### WHAT THE EXERCISE ASKS
The answer must restate the records below word for word.

|---|

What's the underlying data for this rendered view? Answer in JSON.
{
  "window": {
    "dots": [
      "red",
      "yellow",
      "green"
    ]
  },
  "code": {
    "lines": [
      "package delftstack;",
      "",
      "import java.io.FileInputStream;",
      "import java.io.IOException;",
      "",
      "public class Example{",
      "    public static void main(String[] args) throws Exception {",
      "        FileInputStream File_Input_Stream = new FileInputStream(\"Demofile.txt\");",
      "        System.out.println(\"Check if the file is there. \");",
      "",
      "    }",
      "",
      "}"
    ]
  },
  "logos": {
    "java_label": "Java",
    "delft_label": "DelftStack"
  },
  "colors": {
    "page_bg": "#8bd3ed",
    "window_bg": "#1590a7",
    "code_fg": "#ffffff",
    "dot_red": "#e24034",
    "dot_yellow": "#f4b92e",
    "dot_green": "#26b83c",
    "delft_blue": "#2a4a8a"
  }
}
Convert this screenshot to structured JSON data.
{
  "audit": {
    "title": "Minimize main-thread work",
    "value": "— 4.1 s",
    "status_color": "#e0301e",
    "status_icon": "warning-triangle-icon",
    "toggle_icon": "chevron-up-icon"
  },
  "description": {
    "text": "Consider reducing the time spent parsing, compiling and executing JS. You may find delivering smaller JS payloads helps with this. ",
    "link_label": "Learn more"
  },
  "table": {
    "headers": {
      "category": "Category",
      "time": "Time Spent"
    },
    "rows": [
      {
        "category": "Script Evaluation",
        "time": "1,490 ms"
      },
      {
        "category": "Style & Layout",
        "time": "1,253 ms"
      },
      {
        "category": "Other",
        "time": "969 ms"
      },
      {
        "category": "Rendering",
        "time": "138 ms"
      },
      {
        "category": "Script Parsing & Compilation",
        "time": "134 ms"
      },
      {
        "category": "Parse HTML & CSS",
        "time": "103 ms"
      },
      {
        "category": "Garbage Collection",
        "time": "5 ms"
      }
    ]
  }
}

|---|

### EXERCISE OUTPUT
What's the underlying data for this rendered view? Answer in JSON.
{
  "window": {
    "dots": [
      "red",
      "yellow",
      "green"
    ]
  },
  "code": {
    "lines": [
      "package delftstack;",
      "",
      "import java.io.FileInputStream;",
      "import java.io.IOException;",
      "",
      "public class Example{",
      "    public static void main(String[] args) throws Exception {",
      "        FileInputStream File_Input_Stream = new FileInputStream(\"Demofile.txt\");",
      "        System.out.println(\"Check if the file is there. \");",
      "",
      "    }",
      "",
      "}"
    ]
  },
  "logos": {
    "java_label": "Java",
    "delft_label": "DelftStack"
  },
  "colors": {
    "page_bg": "#8bd3ed",
    "window_bg": "#1590a7",
    "code_fg": "#ffffff",
    "dot_red": "#e24034",
    "dot_yellow": "#f4b92e",
    "dot_green": "#26b83c",
    "delft_blue": "#2a4a8a"
  }
}
Convert this screenshot to structured JSON data.
{
  "audit": {
    "title": "Minimize main-thread work",
    "value": "— 4.1 s",
    "status_color": "#e0301e",
    "status_icon": "warning-triangle-icon",
    "toggle_icon": "chevron-up-icon"
  },
  "description": {
    "text": "Consider reducing the time spent parsing, compiling and executing JS. You may find delivering smaller JS payloads helps with this. ",
    "link_label": "Learn more"
  },
  "table": {
    "headers": {
      "category": "Category",
      "time": "Time Spent"
    },
    "rows": [
      {
        "category": "Script Evaluation",
        "time": "1,490 ms"
      },
      {
        "category": "Style & Layout",
        "time": "1,253 ms"
      },
      {
        "category": "Other",
        "time": "969 ms"
      },
      {
        "category": "Rendering",
        "time": "138 ms"
      },
      {
        "category": "Script Parsing & Compilation",
        "time": "134 ms"
      },
      {
        "category": "Parse HTML & CSS",
        "time": "103 ms"
      },
      {
        "category": "Garbage Collection",
        "time": "5 ms"
      }
    ]
  }
}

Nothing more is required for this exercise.